It was one of those things that didn't hit her until it was under her nose. Anne E. Brodsky, a psychologist, had been fascinated since childhood by stories of how ordinary people find the strength to resist oppression. In graduate school in Washington, she wrote about impoverished single mothers and how they coped. In Baltimore, she wrote about African-American women so busy with their daily struggle to survive they didn't have time to organize a community to help one another. In both cases, she left feeling she had little to offer, and the whole point of her research on how people create communities was to give something back.
One day in the spring of 2000 in her dining room in Baltimore's Hunting Ridge, Brodsky heard visitors from Afghanistan tell of their secret efforts to run schools for girls.
The women were visiting Baltimore to speak at the Feminist Expo, and they were invited to stay at her house by her then-partner. Listening to their stories, Brodsky realized they were the first revolutionary women she'd ever met, the first example of people she'd read about in her suburban youth. There she was, with these young women who were risking their lives because of what they believed in, and she was moved to join them.
She has met many members of the Revolutionary Association of the Women in Afghanistan (RAWA) since that day. They are women who fight with words and deeds for equal rights in Afghanistan.

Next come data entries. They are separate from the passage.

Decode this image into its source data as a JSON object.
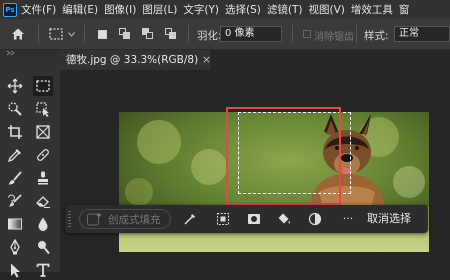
{
  "menubar": {
    "logo": "Ps",
    "items": [
      "文件(F)",
      "编辑(E)",
      "图像(I)",
      "图层(L)",
      "文字(Y)",
      "选择(S)",
      "滤镜(T)",
      "视图(V)",
      "增效工具",
      "窗"
    ]
  },
  "options": {
    "feather_label": "羽化:",
    "feather_value": "0 像素",
    "antialias_label": "消除锯齿",
    "style_label": "样式:",
    "style_value": "正常"
  },
  "document": {
    "tab_title": "德牧.jpg @ 33.3%(RGB/8)",
    "close_glyph": "×"
  },
  "taskbar": {
    "generative_fill": "创成式填充",
    "more": "···",
    "deselect": "取消选择"
  },
  "colors": {
    "highlight": "#e64747",
    "app_bg": "#262626",
    "panel_bg": "#323232"
  }
}
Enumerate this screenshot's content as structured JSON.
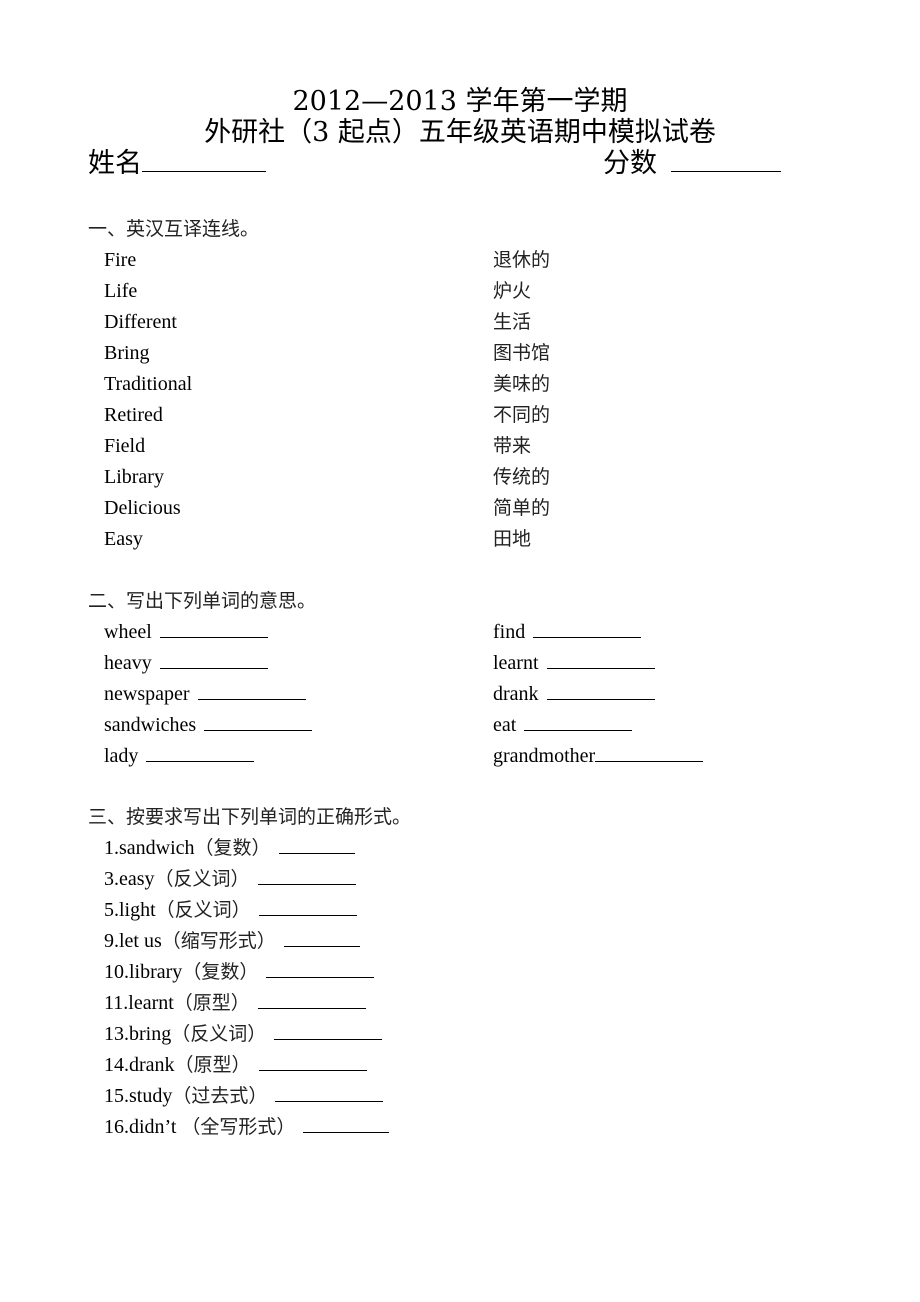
{
  "header": {
    "title_line1": "2012—2013 学年第一学期",
    "title_line2": "外研社（3 起点）五年级英语期中模拟试卷",
    "name_label": "姓名",
    "score_label": "分数"
  },
  "section1": {
    "heading": "一、英汉互译连线。",
    "english": [
      "Fire",
      "Life",
      "Different",
      "Bring",
      "Traditional",
      "Retired",
      "Field",
      "Library",
      "Delicious",
      "Easy"
    ],
    "chinese": [
      "退休的",
      "炉火",
      "生活",
      "图书馆",
      "美味的",
      "不同的",
      "带来",
      "传统的",
      "简单的",
      "田地"
    ]
  },
  "section2": {
    "heading": "二、写出下列单词的意思。",
    "left": [
      "wheel",
      "heavy",
      "newspaper",
      "sandwiches",
      "lady"
    ],
    "right": [
      "find",
      "learnt",
      "drank",
      "eat",
      "grandmother"
    ]
  },
  "section3": {
    "heading": "三、按要求写出下列单词的正确形式。",
    "items": [
      {
        "word": "1.sandwich",
        "hint": "（复数）"
      },
      {
        "word": "3.easy",
        "hint": "（反义词）"
      },
      {
        "word": "5.light",
        "hint": "（反义词）"
      },
      {
        "word": "9.let us",
        "hint": "（缩写形式）"
      },
      {
        "word": "10.library",
        "hint": "（复数）"
      },
      {
        "word": "11.learnt",
        "hint": "（原型）"
      },
      {
        "word": "13.bring",
        "hint": "（反义词）"
      },
      {
        "word": "14.drank",
        "hint": "（原型）"
      },
      {
        "word": "15.study",
        "hint": "（过去式）"
      },
      {
        "word": "16.didn’t ",
        "hint": "（全写形式）"
      }
    ]
  }
}
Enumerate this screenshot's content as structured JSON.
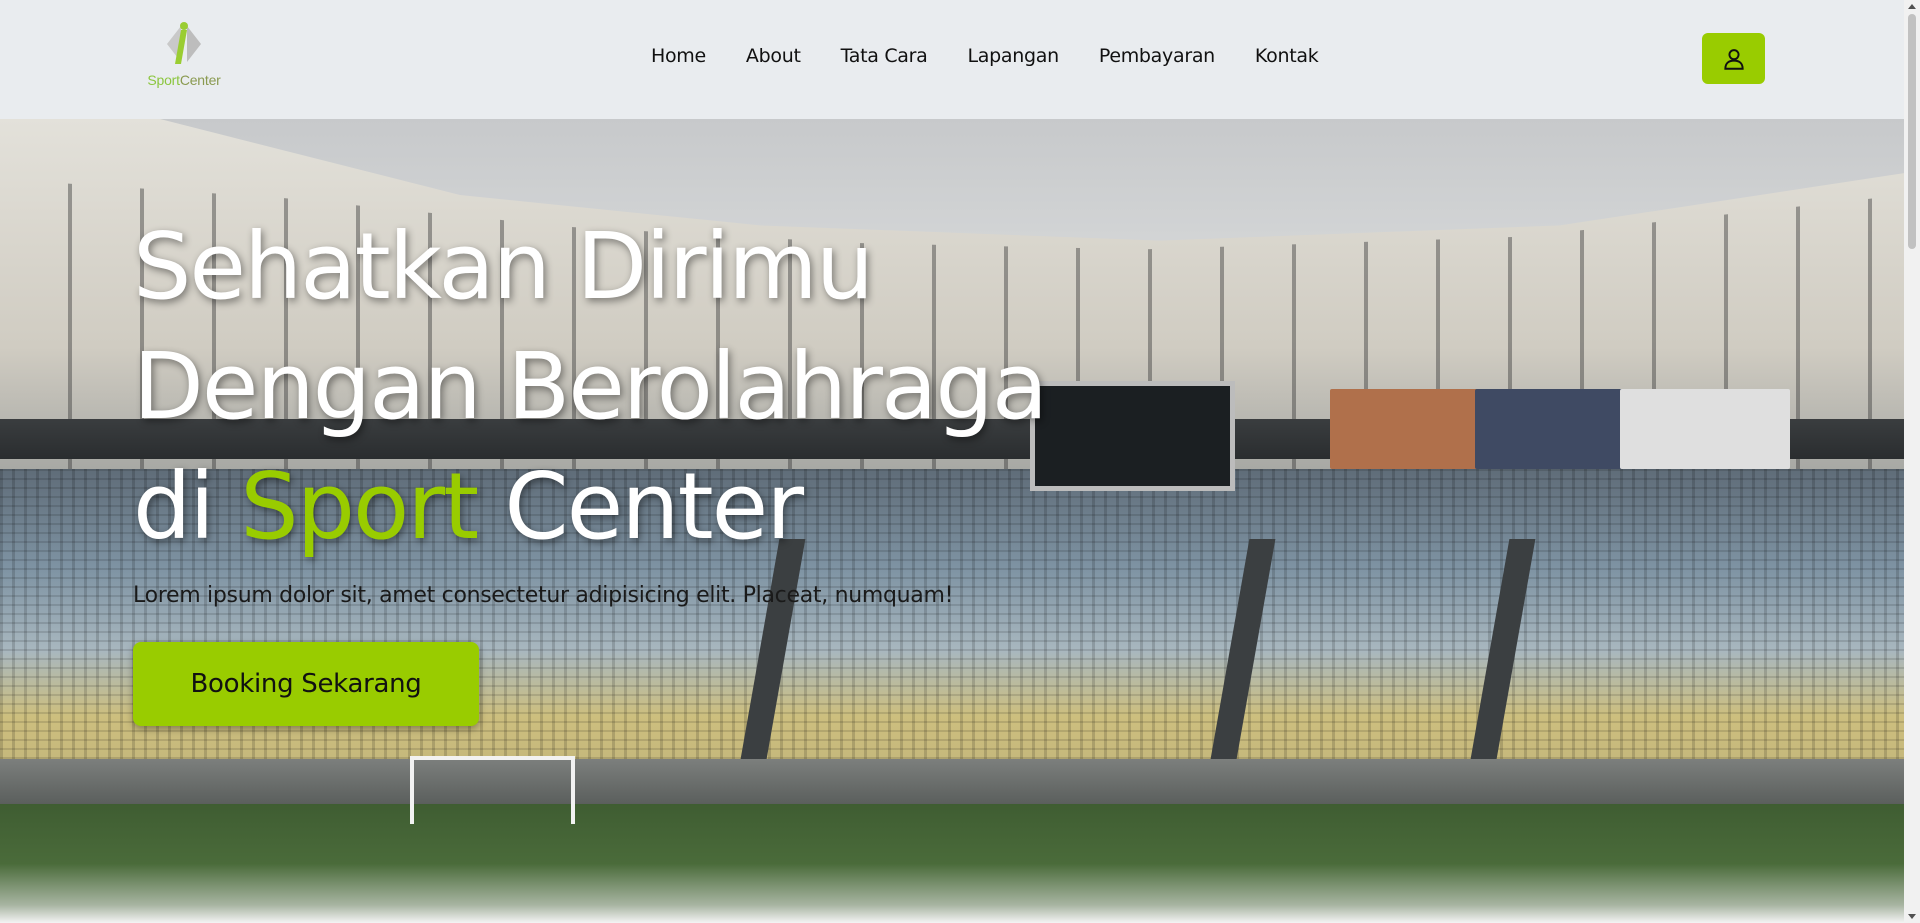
{
  "brand": {
    "logo_word_1": "Sport",
    "logo_word_2": "Center",
    "accent_color": "#99cc00"
  },
  "nav": {
    "items": [
      {
        "label": "Home"
      },
      {
        "label": "About"
      },
      {
        "label": "Tata Cara"
      },
      {
        "label": "Lapangan"
      },
      {
        "label": "Pembayaran"
      },
      {
        "label": "Kontak"
      }
    ],
    "user_icon": "user-icon"
  },
  "hero": {
    "title_line1": "Sehatkan Dirimu",
    "title_line2": "Dengan Berolahraga",
    "title_line3_prefix": "di ",
    "title_line3_accent": "Sport",
    "title_line3_suffix": " Center",
    "subtitle": "Lorem ipsum dolor sit, amet consectetur adipisicing elit. Placeat, numquam!",
    "cta_label": "Booking Sekarang"
  }
}
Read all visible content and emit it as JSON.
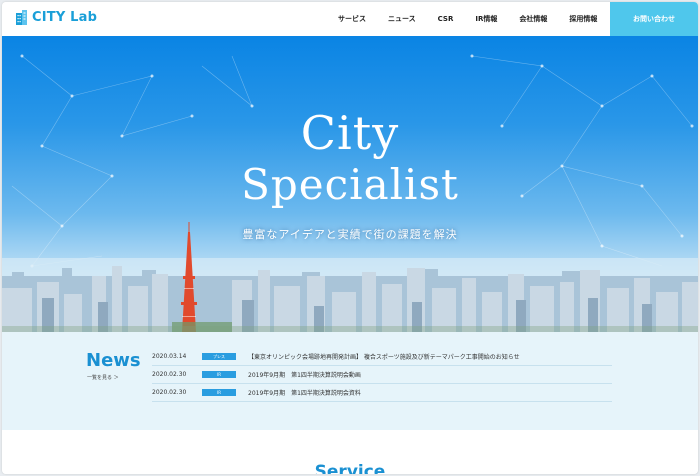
{
  "logo": {
    "text": "CITY Lab"
  },
  "nav": {
    "items": [
      {
        "label": "サービス"
      },
      {
        "label": "ニュース"
      },
      {
        "label": "CSR"
      },
      {
        "label": "IR情報"
      },
      {
        "label": "会社情報"
      },
      {
        "label": "採用情報"
      }
    ],
    "contact_label": "お問い合わせ"
  },
  "hero": {
    "title_line1": "City",
    "title_line2": "Specialist",
    "subtitle": "豊富なアイデアと実績で街の課題を解決"
  },
  "news": {
    "title": "News",
    "more_label": "一覧を見る ＞",
    "items": [
      {
        "date": "2020.03.14",
        "badge": "プレス",
        "text": "【東京オリンピック会場跡地再開発計画】 複合スポーツ施設及び新テーマパーク工事開始のお知らせ"
      },
      {
        "date": "2020.02.30",
        "badge": "IR",
        "text": "2019年9月期　第1四半期決算説明会動画"
      },
      {
        "date": "2020.02.30",
        "badge": "IR",
        "text": "2019年9月期　第1四半期決算説明会資料"
      }
    ]
  },
  "service": {
    "title": "Service"
  },
  "colors": {
    "accent": "#1a90d2",
    "contact_bg": "#4fc7ec",
    "news_bg": "#e6f4fa",
    "badge": "#2a9de0"
  },
  "icons": {
    "logo": "building-icon"
  }
}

Photographs after the American bombing of Kabul that toppled the Taliban government showed women in the Afghan capital shedding their required burqas, the veil covering all but a woman's eyes. Coverage of the bombing at the time showed women freed by the same campaign to capture Osama bin Laden. The U.S. war against terrorism moved on to Iraq, but the battle for women in Afghanistan is hardly over. Last week, another school for girls in rural Logar province was set afire and the doors padlocked. Many women continue to wear the veil for their own safety and, for many, the dream of education remains dim.
Brodsky, 38, is still an activist on their behalf, being host to RAWA women when they travel to the United States in search of supporters, and risking her own life to travel abroad and document their history in With All Our Strength, a book full of personal hardship and struggle.
The women she writes about say they don't expect to see freedom and equal rights for women in their lifetimes.
The photos of freed women now seem like a cheap public relations ploy, and it pains her to think they might be used as evidence of improvement.
"Here in the U.S. it seems like the story is over," she says, "but there, it's far from over."
It was a personal mission at first. After meeting the RAWA women, Brodsky taught herself Persian and for the next six months read everything she could find on Afghanistan. She talked about the women's group to her friends, her students at the University of Maryland, Baltimore County, where she is an associate professor of psychology, and the public. She sold the women's rugs and crafts to raise money for them. In numerous e-mails, she learned that the women she met were part of a remarkable political and humanitarian movement that flourished despite no central office, no public meetings, no single leader and members without real names.
It occurred to her that she studied people like them, people who are resilient in the face of crisis, professionally. Why not research RAWA?
Brodsky was nervous about asking if they would be her research subjects. It seemed silly, given the dangerous lives they lived and the amount of work ahead of them.
But RAWA wanted somebody to document what they do. Brodsky paid her own way to Pakistan in the summer of 2001 after colleagues at UMBC, looking over her grant application, worried that travel there was too dangerous. She arrived at the airport in Islamabad knowing no one - the three RAWA women who had visited Brodsky in Baltimore were traveling outside the country - and at the luggage counter, a stranger approached her and asked, "Are you Anne?"
She was driven to a RAWA guest house in Pakistan. A few days later, introduced to little girls studying at a refugee camp, she discovered they had been studying her e-mails in English class. "You're the lady writing the book," one of them told her. She had never considered or promised a book, only a scholarly article, but by the end of her two-week stay, they had convinced her.
With All Our Strength, published in the spring by Routledge, an academic press based in New York, is the first to provide an intimate history of the 26-year-old underground movement for women's rights in Afghanistan, a country where women still risk their lives if they leave home without a male escort.
Over countless interviews, and months of research, Brodsky gathered stories from people whose lives were changed by the movement and who themselves became part of it. Here, too, she found stories where she wasn't looking.